# ASSIGNMENT
Look for the string "sourceforge" in the data below, and copy each line that holds it.
↓↓↓
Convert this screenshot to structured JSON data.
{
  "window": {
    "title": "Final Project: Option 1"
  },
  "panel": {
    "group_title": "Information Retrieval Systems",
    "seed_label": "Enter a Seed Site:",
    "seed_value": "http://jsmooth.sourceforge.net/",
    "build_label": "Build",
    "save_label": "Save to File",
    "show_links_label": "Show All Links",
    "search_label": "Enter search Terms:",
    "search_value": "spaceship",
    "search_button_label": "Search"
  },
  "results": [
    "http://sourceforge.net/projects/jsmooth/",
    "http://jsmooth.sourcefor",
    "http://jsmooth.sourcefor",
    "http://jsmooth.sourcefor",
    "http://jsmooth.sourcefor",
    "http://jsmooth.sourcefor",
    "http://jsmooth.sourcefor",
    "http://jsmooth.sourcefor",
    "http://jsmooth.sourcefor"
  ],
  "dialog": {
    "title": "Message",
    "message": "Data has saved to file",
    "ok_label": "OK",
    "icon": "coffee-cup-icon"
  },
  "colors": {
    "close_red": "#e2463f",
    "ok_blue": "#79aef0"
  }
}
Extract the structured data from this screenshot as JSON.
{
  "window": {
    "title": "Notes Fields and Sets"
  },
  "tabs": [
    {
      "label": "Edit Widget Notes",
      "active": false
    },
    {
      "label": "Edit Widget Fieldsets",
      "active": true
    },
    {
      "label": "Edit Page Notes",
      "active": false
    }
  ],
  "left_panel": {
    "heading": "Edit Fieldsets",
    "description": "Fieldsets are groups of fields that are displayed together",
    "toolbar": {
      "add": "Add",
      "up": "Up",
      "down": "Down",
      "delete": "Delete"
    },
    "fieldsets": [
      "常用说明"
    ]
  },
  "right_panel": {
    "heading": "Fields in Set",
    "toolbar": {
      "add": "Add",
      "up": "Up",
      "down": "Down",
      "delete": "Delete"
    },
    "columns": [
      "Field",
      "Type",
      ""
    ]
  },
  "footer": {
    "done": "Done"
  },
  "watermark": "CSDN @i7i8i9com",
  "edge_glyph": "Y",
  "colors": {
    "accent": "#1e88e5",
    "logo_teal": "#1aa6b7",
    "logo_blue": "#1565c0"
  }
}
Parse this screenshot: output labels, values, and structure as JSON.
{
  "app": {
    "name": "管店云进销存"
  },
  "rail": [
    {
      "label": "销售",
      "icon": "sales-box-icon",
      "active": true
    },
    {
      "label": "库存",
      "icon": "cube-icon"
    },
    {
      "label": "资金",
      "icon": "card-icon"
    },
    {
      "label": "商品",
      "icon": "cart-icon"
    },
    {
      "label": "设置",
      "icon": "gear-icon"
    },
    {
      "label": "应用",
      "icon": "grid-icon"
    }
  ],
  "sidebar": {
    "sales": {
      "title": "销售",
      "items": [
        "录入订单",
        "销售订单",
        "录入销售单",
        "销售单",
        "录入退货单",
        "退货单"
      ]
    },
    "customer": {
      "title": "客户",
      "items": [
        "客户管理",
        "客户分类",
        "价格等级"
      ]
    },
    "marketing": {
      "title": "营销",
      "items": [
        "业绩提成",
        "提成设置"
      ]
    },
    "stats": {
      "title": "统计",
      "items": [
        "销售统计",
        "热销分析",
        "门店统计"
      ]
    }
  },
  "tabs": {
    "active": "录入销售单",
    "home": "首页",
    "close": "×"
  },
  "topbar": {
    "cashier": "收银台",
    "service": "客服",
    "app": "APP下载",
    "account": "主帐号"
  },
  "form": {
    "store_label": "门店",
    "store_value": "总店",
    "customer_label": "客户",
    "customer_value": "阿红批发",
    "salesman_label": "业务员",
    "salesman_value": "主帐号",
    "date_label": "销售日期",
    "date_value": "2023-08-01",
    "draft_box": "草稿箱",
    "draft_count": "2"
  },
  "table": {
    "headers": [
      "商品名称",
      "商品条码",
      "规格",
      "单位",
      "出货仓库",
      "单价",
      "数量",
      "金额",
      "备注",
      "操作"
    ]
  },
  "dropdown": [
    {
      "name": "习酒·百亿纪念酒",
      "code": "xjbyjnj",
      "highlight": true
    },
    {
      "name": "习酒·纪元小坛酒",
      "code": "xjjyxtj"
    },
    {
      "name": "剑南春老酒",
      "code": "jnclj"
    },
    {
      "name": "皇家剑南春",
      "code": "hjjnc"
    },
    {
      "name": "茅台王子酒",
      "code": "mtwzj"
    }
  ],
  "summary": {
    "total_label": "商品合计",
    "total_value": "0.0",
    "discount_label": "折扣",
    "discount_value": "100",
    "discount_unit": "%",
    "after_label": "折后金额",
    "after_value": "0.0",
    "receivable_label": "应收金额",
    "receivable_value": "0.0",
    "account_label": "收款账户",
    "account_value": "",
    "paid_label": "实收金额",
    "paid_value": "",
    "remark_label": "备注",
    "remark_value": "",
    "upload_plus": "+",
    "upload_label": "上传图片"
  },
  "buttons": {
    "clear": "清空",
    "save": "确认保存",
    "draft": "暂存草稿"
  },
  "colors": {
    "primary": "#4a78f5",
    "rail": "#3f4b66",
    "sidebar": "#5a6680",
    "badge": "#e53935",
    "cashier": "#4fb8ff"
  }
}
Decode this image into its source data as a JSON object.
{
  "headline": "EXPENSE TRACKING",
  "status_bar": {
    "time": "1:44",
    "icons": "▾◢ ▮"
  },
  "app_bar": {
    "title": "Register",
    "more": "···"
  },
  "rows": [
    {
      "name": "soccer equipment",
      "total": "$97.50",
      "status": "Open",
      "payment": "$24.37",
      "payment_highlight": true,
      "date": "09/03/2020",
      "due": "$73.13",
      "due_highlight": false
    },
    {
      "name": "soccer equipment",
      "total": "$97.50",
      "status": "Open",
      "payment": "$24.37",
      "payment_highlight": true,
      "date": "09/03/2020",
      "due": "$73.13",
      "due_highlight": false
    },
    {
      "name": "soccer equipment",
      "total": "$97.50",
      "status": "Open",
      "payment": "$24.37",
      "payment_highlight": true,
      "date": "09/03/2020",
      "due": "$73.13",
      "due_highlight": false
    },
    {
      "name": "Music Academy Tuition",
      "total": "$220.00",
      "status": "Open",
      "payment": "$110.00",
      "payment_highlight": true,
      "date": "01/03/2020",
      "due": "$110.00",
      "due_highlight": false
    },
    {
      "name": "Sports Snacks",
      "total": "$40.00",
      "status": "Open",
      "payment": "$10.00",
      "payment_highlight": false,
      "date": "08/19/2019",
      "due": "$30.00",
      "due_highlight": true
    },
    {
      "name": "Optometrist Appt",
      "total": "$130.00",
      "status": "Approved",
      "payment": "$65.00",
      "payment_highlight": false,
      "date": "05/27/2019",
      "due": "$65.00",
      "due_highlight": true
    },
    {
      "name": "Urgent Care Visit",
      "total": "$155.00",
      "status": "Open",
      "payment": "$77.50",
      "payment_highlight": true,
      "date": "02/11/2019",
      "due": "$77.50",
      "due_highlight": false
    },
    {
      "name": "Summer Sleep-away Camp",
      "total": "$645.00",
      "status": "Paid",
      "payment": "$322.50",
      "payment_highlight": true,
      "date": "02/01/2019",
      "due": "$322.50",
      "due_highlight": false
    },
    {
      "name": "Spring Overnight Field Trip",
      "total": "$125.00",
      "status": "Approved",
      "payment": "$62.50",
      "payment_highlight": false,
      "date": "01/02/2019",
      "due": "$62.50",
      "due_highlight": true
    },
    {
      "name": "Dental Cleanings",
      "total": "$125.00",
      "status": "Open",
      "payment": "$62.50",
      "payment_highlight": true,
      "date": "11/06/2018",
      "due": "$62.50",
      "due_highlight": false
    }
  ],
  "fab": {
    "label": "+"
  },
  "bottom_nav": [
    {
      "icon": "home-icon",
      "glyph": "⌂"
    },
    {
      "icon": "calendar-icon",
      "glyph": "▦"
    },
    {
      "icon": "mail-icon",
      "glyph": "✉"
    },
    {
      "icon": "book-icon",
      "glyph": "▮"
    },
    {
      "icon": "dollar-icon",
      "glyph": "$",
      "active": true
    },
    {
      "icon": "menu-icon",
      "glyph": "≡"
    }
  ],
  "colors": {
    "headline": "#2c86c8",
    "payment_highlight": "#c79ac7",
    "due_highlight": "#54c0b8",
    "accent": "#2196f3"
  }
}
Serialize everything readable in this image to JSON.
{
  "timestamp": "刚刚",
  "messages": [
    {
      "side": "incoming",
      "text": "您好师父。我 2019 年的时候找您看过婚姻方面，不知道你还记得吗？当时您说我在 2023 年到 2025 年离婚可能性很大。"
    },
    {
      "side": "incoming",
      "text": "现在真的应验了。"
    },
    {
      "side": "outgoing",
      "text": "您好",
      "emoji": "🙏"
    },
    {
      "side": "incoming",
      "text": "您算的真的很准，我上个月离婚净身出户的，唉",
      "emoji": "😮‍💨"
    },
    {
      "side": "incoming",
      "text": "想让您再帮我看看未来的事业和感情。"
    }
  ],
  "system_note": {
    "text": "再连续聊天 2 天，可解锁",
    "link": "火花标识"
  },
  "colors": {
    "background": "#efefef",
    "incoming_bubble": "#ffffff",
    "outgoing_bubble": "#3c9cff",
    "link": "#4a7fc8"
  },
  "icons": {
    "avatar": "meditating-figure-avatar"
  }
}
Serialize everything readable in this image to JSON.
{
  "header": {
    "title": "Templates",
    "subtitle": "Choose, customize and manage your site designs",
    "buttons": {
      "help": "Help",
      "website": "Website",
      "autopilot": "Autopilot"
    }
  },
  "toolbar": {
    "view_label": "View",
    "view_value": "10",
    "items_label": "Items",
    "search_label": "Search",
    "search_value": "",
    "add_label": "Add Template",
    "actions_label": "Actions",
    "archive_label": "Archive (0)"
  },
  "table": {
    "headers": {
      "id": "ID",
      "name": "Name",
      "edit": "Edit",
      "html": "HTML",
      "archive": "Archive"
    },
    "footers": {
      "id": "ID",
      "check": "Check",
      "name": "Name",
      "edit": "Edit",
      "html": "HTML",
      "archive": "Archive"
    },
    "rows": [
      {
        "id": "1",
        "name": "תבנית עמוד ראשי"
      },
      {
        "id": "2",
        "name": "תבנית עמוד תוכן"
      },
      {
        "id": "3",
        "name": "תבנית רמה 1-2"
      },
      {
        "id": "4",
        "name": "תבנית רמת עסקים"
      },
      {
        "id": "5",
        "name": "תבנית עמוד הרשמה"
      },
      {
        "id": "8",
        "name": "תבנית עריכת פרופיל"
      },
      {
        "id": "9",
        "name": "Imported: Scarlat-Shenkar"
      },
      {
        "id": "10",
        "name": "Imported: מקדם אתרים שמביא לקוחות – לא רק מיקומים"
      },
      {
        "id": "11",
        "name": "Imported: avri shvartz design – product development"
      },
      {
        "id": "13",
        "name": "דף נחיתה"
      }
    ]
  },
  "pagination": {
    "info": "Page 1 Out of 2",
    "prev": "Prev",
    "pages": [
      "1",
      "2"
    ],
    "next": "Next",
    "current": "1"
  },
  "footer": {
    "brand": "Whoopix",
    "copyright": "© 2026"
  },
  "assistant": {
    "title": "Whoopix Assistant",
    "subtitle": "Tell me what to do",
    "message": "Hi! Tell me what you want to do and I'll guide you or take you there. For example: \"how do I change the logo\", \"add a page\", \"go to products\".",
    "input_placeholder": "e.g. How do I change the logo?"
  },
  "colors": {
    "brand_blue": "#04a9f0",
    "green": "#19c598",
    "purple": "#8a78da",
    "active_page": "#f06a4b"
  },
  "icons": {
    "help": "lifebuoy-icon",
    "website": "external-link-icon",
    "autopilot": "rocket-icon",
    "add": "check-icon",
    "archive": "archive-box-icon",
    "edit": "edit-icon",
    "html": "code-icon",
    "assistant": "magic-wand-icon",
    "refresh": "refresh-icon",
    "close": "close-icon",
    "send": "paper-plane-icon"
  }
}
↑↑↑
# ANSWER BOX
    "seed_value": "http://jsmooth.sourceforge.net/",
    "http://sourceforge.net/projects/jsmooth/",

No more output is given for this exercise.